greensward parking










The recent issue of the Memphis Flyer featured an update on the controversy concerning zoo parking on the greensward at Overton Park, but the most interesting aspect of the lead story was what appeared to be trial balloons lofted by City Hall.

One, there was the suggestion of an agnostic attitude about the parking problem at Overton Park, that is, zoo parking intruding onto the greensward.  That was unfortunate because in a city where too much preference is given to cars in public decisions, families looking for an enjoyable day in the park now can find it defined by dust and exhaust fumes.

In a city that has ranked low for many years on its commitment to parks as evidenced by its place at the bottom of the list of U.S. cities when it comes to park acreage and park funding, surely, we can all be true believers of the doctrine that the purpose of parkland is first and foremost for park activities.

For that matter, if we want to really be agnostic on solutions, how about parking cars on the golf course and letting zoo-goers walk from there? Such a suggestion would likely provoke head-shaking in City Hall, which underscores the double standard that surfaces when it comes to the greensward.

Bonds for a Public Purpose

Two, there was the suggestion that there is no potential for a garage at the present East Parkway location occupied by City of Memphis General Services because the site has been promised for a museum for famed Memphis photographer William Eggleston and discussion of a garage there would  lead to the collapse of the deal.

The people behind the Eggleston Museum are some of Memphis’s leading and most conscientious citizens, and it’s hard to imagine that they would take a “my way or a highway” attitude when they can contribute to a parking solution as part of their consideration for some extremely valuable public parkland.   More to the point, City of Memphis has the ultimate leverage in this discussion since it owns the land.

Third, there was the suggestion that the $5 million, 400-space parking deck given as a parking option by Mayor Wharton is not an appropriate use of city general obligation bonds because it does not support business activity.
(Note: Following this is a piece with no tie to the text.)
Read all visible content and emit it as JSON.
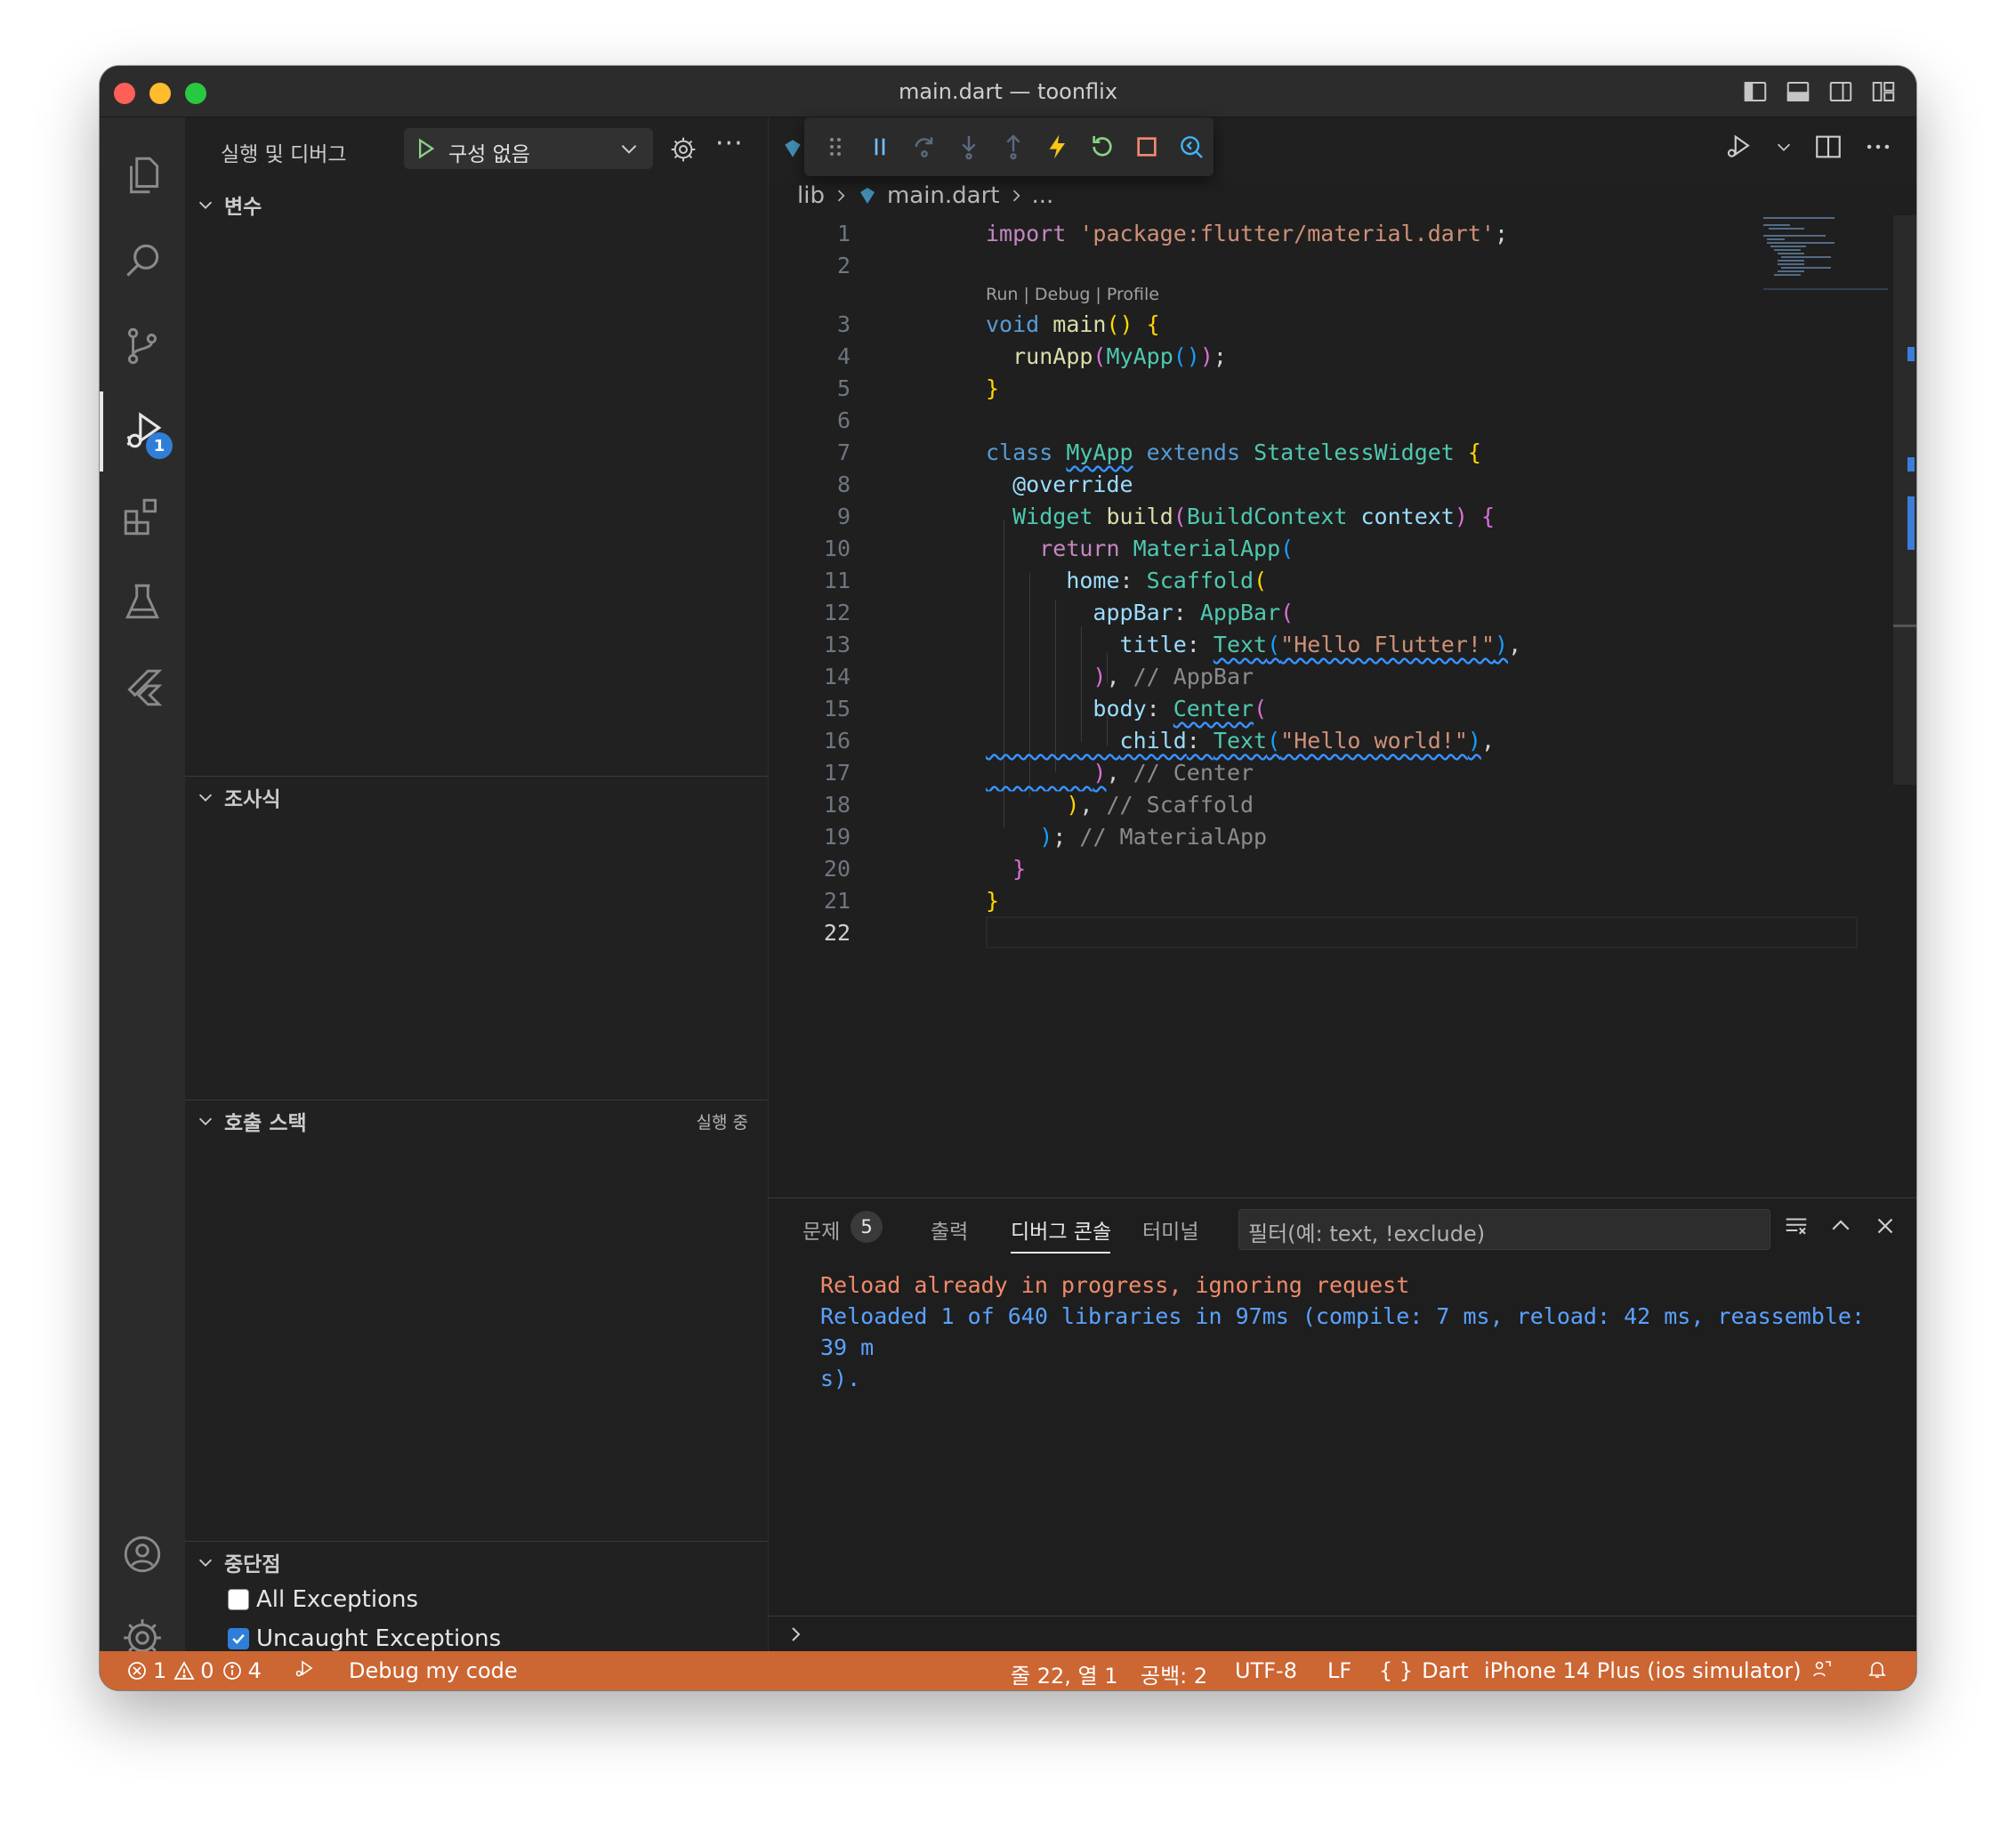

Frankly, if a parking garage at Overton Park can resolve the parking problem there, that seems precisely what general obligation bonds were created for.  Come to think of it, a publicly-funded garage on public land for a public purpose seems the very essence of general obligation debt.

Even in a city obsessed with economic impact studies about issues that should be valued for their own intrinsic value (think: arts, culture, and parks), the justification for a parking garage is an easy one to make.

A Bargain for Huge ROI

More to the point, using Mayor Wharton’s estimate, the yearly bond payments for a garage would amount to about $350,000, or about $6,730 a week to support one of the top 10 tourist attractions in the State of Tennessee.  Because of the pride that we all have in the zoo and the considerable positive national publicity that it provides for Memphis, we believe that there is a reasonable chance that a majority of City Council members would support an investment in an asset that has grown to be one of the best zoos in the country with a modicum of city government funding and with a level of private and philanthropic support seen in much larger cities.

Considering that the zoo attracts more than one million people to the heart of the city, where they visit nearby restaurants and where their admission tickets and purchases at the zoo produce much-needed revenues for the City of Memphis, the suggestion that city government should not be willing to pay for a garage is illogical in the extreme.

Fourth, there was the suggestion that public-private partnerships like the Overton Park Conservancy have too much power.   While the comment was directed at parks specifically (such as Audubon Park and Morris Park), we presume that misgivings of this kind would also apply to organizations like Riverfront Development Corporation, Memphis Botanic Garden Foundation, and even the Memphis Zoological Society.

This is a topic that deserves debate and discussion and has bubbled beneath the surface for years, but the fact that it surfaced in the midst of discussions with Overton Park Conservancy all but said it was provoked by this new park organization.

It’s About People, not Cars

From where we sit, the Overton Park Conservancy has done a superb job of representing the public’s interest in its signature park.  From the process to gather public opinion and preferences prior to its creation to involving the public in setting its agenda, the Overton Park Conservancy has shown how an organization of its kind can aim higher, develop bolder goals, and execute quality projects.

That the Conservancy was created because of the benign neglect of city government when it comes to parks generally but Overton Park specifically goes without saying, and while the discussion about the role of private nonprofit organizations in the operations of city marquee assets is a discussion worth having, we hope that it somehow doesn’t devolve into a debate centered on the Overton Park Conservancy, which has a blue-ribbon board that includes Mayor Wharton’s own daughter-in-law.

We remain confident, based on Memphis Mayor A C Wharton’s actions, that the mayor is supportive of preserving the greensward for families rather than seeing its future as a site for overflow parking for the zoo.  Best of all, the mayor has not given any indication that he is approaching this issue as a negotiation but as the search for a definitive solution that protects this historic park.

We suspect that at the end of the day, the Wharton Administration will do what is best for users of a park that happens to have a zoo in it, rather than treat it as a zoo that happens to have adjacent parkland.

Our previous post about the parking controversy from May 22: Parking the Emotions and Finding Solutions in Overton Park